Go through the data below and count every line that has the word "this". Return only the count.

=== DATA EXTRACT ===

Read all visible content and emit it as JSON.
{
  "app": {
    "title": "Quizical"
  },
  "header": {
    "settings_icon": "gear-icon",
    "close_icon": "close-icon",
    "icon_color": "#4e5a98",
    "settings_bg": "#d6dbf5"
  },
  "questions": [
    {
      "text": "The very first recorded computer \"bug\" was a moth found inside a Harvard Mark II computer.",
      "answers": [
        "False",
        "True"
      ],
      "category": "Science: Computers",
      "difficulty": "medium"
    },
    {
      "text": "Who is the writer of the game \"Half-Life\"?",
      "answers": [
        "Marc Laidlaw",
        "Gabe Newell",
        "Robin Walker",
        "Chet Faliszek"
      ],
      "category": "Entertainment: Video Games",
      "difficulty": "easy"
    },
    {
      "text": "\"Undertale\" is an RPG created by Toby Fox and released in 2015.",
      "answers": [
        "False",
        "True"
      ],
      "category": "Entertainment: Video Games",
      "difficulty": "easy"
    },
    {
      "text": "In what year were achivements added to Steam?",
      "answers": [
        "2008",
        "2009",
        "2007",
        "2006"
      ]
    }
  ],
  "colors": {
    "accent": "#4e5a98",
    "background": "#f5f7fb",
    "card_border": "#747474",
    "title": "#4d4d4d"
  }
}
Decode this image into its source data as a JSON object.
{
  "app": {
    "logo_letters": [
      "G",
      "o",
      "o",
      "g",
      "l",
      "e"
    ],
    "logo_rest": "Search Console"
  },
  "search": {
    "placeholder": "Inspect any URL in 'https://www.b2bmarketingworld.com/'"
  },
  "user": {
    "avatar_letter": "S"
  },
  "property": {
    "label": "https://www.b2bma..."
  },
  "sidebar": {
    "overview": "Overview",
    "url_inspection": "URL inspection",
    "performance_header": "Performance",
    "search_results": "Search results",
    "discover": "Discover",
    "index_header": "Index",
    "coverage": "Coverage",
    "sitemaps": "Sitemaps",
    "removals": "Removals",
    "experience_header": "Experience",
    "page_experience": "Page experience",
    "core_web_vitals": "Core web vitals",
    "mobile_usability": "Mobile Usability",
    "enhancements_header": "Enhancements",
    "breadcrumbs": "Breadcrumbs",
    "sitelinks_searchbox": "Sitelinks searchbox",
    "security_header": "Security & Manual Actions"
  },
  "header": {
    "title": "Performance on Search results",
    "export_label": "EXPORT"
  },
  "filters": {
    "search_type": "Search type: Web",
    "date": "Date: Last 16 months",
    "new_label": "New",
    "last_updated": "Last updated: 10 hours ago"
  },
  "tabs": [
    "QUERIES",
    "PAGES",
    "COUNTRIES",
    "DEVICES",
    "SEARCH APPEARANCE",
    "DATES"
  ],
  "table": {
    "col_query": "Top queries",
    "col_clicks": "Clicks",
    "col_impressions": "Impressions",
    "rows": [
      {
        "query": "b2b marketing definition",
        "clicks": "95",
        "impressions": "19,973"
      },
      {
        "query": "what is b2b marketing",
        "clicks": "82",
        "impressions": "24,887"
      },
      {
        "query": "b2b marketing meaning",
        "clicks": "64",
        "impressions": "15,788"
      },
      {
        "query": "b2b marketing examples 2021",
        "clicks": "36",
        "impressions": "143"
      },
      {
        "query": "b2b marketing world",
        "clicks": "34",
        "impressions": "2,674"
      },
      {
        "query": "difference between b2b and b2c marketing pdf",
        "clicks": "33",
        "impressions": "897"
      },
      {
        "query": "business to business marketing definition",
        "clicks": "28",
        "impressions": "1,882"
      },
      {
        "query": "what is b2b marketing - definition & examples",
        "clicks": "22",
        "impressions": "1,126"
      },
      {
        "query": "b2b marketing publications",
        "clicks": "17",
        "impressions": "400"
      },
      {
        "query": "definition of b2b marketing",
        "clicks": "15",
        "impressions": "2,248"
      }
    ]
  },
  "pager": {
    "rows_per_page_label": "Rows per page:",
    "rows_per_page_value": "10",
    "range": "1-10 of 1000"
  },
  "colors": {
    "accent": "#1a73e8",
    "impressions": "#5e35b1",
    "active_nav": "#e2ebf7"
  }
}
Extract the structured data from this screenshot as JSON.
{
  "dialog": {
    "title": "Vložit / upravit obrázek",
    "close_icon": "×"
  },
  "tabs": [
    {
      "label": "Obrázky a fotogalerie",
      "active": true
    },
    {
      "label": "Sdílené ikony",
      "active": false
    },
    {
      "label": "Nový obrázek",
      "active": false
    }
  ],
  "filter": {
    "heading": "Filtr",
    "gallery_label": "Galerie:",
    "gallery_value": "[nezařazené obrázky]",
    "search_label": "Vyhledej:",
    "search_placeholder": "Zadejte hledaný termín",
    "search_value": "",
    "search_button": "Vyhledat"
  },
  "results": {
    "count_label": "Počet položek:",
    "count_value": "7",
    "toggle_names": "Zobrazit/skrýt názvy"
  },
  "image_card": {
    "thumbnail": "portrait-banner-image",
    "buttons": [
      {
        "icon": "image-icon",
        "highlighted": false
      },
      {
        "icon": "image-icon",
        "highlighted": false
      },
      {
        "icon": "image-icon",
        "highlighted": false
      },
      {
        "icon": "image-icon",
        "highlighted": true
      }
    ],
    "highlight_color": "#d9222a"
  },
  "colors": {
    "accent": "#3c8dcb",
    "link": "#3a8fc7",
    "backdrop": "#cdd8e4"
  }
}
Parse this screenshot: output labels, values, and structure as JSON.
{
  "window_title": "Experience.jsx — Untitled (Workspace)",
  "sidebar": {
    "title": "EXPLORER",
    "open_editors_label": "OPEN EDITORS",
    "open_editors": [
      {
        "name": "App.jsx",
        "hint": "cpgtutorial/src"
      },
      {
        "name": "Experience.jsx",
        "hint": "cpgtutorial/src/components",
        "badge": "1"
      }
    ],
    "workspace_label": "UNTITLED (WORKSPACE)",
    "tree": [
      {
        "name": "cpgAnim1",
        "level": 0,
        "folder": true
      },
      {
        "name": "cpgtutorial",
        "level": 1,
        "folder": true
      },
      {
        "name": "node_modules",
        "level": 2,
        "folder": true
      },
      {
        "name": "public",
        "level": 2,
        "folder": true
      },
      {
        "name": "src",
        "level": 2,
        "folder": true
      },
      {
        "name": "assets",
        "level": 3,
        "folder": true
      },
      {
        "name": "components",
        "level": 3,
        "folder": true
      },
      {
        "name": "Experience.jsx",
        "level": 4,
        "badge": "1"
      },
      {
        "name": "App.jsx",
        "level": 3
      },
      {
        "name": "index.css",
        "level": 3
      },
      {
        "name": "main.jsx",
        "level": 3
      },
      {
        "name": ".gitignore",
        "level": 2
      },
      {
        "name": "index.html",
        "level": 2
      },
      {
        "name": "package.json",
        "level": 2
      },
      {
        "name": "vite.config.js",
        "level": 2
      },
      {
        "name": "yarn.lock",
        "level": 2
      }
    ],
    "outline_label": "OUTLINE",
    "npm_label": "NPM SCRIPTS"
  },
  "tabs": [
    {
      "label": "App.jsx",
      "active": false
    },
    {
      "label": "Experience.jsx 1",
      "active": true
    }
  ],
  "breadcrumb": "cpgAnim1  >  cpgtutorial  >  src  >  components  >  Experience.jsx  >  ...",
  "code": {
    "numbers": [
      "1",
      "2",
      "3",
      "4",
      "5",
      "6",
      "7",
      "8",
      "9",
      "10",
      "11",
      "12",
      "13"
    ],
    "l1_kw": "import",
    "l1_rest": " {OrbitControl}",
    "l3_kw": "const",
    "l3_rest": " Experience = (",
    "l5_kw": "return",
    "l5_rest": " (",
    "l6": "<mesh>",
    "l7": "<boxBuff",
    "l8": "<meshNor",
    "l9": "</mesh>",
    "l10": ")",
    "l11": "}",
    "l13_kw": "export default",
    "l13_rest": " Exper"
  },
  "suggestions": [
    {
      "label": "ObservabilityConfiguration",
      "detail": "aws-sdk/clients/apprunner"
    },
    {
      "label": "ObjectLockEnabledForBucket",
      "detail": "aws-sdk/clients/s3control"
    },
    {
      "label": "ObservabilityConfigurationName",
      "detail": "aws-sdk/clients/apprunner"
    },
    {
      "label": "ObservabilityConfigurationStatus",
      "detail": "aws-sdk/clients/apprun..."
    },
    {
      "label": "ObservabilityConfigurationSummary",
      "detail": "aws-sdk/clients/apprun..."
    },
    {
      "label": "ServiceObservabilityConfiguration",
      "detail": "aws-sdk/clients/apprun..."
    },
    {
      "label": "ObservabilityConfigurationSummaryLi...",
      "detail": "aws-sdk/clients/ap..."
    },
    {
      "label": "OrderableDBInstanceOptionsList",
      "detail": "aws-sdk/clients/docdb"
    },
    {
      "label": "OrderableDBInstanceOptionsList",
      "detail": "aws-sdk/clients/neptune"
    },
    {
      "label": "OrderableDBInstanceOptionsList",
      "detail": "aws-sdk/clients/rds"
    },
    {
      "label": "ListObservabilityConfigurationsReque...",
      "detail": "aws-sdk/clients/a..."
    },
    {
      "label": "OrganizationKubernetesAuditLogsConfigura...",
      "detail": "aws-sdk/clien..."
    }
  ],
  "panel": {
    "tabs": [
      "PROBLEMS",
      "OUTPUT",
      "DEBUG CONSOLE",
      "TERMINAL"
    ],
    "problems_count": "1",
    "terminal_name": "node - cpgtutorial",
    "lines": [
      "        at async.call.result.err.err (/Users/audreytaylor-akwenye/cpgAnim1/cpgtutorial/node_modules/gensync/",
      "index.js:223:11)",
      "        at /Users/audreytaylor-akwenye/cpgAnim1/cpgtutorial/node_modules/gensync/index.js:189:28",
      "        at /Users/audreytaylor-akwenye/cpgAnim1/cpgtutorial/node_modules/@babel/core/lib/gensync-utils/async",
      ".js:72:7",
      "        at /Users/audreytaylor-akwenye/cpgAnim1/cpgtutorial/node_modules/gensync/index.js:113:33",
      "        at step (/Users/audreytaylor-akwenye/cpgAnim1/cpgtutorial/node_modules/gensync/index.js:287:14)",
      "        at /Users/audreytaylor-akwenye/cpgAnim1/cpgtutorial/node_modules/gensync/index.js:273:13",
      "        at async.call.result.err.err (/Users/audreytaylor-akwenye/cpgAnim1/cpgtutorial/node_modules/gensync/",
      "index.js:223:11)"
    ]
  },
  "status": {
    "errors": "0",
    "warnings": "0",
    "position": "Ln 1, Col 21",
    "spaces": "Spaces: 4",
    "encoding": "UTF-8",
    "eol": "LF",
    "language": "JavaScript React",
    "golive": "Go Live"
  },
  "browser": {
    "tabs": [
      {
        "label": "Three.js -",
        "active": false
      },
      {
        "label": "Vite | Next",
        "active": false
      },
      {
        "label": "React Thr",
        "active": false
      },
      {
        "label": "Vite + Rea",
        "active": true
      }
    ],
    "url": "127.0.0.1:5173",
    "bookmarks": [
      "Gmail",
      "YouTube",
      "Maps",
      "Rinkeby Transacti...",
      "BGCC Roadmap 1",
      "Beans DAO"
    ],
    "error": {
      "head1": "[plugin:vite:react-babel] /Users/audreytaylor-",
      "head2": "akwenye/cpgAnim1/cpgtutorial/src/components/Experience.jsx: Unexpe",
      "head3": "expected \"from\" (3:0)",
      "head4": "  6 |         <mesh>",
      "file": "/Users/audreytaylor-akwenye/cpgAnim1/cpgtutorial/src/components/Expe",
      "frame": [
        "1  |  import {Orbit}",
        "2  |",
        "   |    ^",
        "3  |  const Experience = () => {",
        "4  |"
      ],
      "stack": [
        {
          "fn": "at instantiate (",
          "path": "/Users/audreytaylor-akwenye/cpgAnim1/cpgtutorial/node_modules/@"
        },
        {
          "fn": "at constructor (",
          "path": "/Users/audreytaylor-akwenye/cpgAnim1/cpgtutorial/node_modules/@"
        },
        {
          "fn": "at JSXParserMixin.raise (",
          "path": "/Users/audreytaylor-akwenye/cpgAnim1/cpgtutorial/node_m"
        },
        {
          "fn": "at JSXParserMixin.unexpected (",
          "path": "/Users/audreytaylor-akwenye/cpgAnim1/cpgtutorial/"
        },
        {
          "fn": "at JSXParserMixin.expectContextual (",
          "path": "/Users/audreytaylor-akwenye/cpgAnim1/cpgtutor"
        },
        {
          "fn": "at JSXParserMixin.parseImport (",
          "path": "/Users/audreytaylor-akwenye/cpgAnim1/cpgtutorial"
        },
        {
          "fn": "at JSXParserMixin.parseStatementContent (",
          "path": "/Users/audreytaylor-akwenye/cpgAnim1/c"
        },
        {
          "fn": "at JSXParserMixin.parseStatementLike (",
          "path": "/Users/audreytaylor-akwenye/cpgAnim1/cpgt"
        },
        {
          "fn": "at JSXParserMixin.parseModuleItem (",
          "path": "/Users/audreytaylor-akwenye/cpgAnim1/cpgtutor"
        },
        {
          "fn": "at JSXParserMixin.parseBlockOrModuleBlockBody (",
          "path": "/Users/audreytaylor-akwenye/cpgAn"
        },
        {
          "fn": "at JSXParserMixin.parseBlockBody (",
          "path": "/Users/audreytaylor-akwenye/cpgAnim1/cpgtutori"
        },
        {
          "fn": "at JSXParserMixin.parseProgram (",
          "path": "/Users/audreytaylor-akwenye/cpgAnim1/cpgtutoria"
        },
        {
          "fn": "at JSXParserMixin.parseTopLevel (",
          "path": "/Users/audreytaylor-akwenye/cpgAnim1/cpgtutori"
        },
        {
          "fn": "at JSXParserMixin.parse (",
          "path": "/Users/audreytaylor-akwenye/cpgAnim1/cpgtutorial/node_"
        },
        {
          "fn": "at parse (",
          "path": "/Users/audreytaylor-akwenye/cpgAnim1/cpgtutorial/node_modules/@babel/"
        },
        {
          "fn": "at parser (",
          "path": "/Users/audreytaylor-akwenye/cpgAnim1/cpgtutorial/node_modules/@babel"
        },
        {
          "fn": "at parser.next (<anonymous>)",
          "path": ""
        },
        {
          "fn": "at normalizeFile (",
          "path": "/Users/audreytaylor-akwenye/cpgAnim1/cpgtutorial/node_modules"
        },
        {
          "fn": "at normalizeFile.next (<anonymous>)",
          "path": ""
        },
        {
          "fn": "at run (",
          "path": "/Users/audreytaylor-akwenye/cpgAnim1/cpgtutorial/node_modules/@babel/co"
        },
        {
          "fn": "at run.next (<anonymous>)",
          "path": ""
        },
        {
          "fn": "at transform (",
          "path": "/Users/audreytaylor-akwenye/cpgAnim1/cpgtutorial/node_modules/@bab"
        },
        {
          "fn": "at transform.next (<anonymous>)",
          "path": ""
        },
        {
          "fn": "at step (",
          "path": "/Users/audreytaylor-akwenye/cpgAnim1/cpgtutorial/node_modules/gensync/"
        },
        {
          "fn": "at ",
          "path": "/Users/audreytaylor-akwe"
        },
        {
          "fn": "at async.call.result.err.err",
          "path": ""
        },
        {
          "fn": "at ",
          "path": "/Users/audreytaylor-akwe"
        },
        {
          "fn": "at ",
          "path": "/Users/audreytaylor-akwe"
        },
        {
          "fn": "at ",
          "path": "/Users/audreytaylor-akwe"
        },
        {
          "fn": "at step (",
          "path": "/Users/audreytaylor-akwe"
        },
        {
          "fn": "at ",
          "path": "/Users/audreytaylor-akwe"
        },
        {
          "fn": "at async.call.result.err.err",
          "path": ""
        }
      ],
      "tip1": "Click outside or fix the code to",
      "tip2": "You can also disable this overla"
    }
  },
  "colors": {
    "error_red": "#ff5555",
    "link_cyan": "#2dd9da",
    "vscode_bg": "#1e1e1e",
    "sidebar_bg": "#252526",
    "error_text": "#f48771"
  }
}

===

▶ [EXERCISE ANSWER]
4